BAGHDAD March 17, 2008 -- Iraq may not yet be a good place to live — but Iraqis say things are definitely a lot less bad than a year ago, when the U.S. committed an extra 30,000 troops to curb violence here.
Fifty-five percent of Iraqis now say their own life is going well, up from 39 percent 12 months ago. And 62 percent say security in their local area is good, up 16 percentage points from last year. These results, from an ABC poll carried out across Iraq and released today, paint a picture of a damaged country that is gradually starting to pull itself together again.
"Believe me, the situation is a million times better than it was before," says Um Tiba, a radio talk show host in the town of Fallujah.
She has an hour-long show every day – her listeners call in with problems about their families or their relationships — and few people talk about the war with her.
For the first time in three years, people told our pollsters they were more concerned about social and economic problems than about violence — only a quarter now say security is the main concern in their lives. The poll was conducted last month, Feb. 12-18.
The picture is not completely rosy. One in four respondents said they had experienced a car bomb or other violent attack in their neighborhood in the past six months, and in some areas in the north, violence is still widespread. Only 13 percent of respondents from the northern city of Mosul said their local security was adequate.
Attitudes toward Americans are ambivalent. On the one hand, Iraqis are deeply uncomfortable with the occupation — 73 percent say they oppose the presence of U.S. troops on Iraqi soil. When asked whether the U.S. troop surge has contributed to the drop in violence, a little more than half say no. But in a telling reality check, when asked whether U.S. troops should leave Iraq now, only 38 percent agreed — the majority wants U.S. troops to stay until security is guaranteed.
In the southern Shiite city of Karbala, Shatel Nimer Raheem said that the "occupation is the thorn in the side of the Iraqi people," and he thought the occupiers should leave "today." But when he was asked about how the United States should withdraw, he said "they should prepare the ground so the Iraqis left behind are in control."
Interestingly, as security improves, so do people's economic situations. Fifty-seven percent of Iraqis now say their household finances are good, an increase from last year. Average earnings are up from $322 a month at the beginning of 2007 to $403 a month now. Not only are markets booming, but there is a lot of construction, evidence that people are investing their own money in the expectation that the security situation will continue to improve. At the main checkpoint leading into Fallujah they see an average of 160 trucks a day coming in with cement and blocks.

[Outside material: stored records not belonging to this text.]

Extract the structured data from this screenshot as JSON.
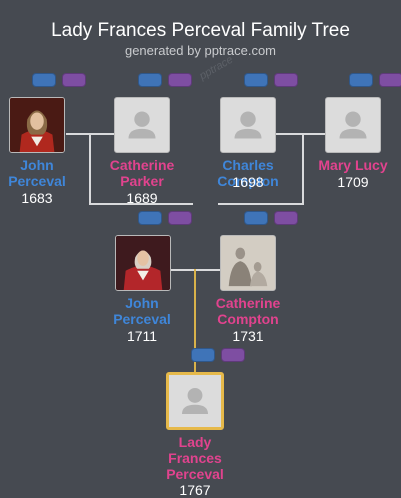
{
  "title": "Lady Frances Perceval Family Tree",
  "subtitle": "generated by pptrace.com",
  "watermark": "pptrace",
  "colors": {
    "background": "#464a51",
    "male": "#3f86d9",
    "female": "#e1438e",
    "highlight": "#e6b94a",
    "father_button": "#3f74b8",
    "mother_button": "#7e4ea2"
  },
  "people": {
    "gf1": {
      "first": "John",
      "last": "Perceval",
      "year": "1683",
      "sex": "male",
      "photo": "portrait"
    },
    "gm1": {
      "first": "Catherine",
      "last": "Parker",
      "year": "1689",
      "sex": "female",
      "photo": "silhouette"
    },
    "gf2": {
      "first": "Charles",
      "last": "Compton",
      "year": "1698",
      "sex": "male",
      "photo": "silhouette"
    },
    "gm2": {
      "first": "Mary Lucy",
      "last": "",
      "year": "1709",
      "sex": "female",
      "photo": "silhouette"
    },
    "father": {
      "first": "John",
      "last": "Perceval",
      "year": "1711",
      "sex": "male",
      "photo": "portrait"
    },
    "mother": {
      "first": "Catherine",
      "last": "Compton",
      "year": "1731",
      "sex": "female",
      "photo": "engraving"
    },
    "subject": {
      "first": "Lady",
      "middle": "Frances",
      "last": "Perceval",
      "year": "1767",
      "sex": "female",
      "photo": "silhouette"
    }
  }
}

The biggest problem ABC News encountered across the country was the lack of central government help. Even as peoples' lives were improving at a local level, Baghdad was contributing very little to reconstruction. Universally, people complained about the lack of services — 62 percent said medical care was bad, 81 percent complained about a lack of fuel, and — worst of all — 88 percent said they were not getting enough electricity.
One engineer in Fallujah, standing underneath new electricity pylons, said "it is true they have put up wires and transformers — but what is the use? There is no power."
At a hospital in Nasariyah in the south, we came across Adnan Hamdan Ulaiwi, a 38-year-old soldier, who told us he had been waiting four days for an operation on his arm. Each time he turned up they told him the surgeon was too busy. "If you know someone influential they will take your papers and call your name — if you don't know anyone, you just have to wait."
Although the situation appears to be generally improving, there are some stark sectarian divides — while 62 percent of Shiites and 73 percent of Kurds say their lives are going well, that drops to just 33 percent of Sunnis, who believe the Shiite-led government actively discriminates against them. And the number of Iraqis who say they would like to emigrate is increasing — 36 percent now say they would like to leave if they could. In the Kurdish north we met a group of Christians who had fled the violence in Baghdad and Mosul, and had found shelter with a local priest in the town of Zakho. Several dozen of them were taking an English class. When asked how many people in the room wanted to go to another country, they all put up their hands, laughing loudly at my question.
Most Iraqis, however, are staying — for one thing, it is now much harder for Iraqis to get into Syria or Jordan, as both countries have tightened their border controls with Iraq significantly. And although the war is far from over, many Iraqis are starting to think that the worst might now be over and life will continue to improve. Forty-six percent of Iraqis say they expect life to be better in a year's time. After five years, many say they've waited long enough.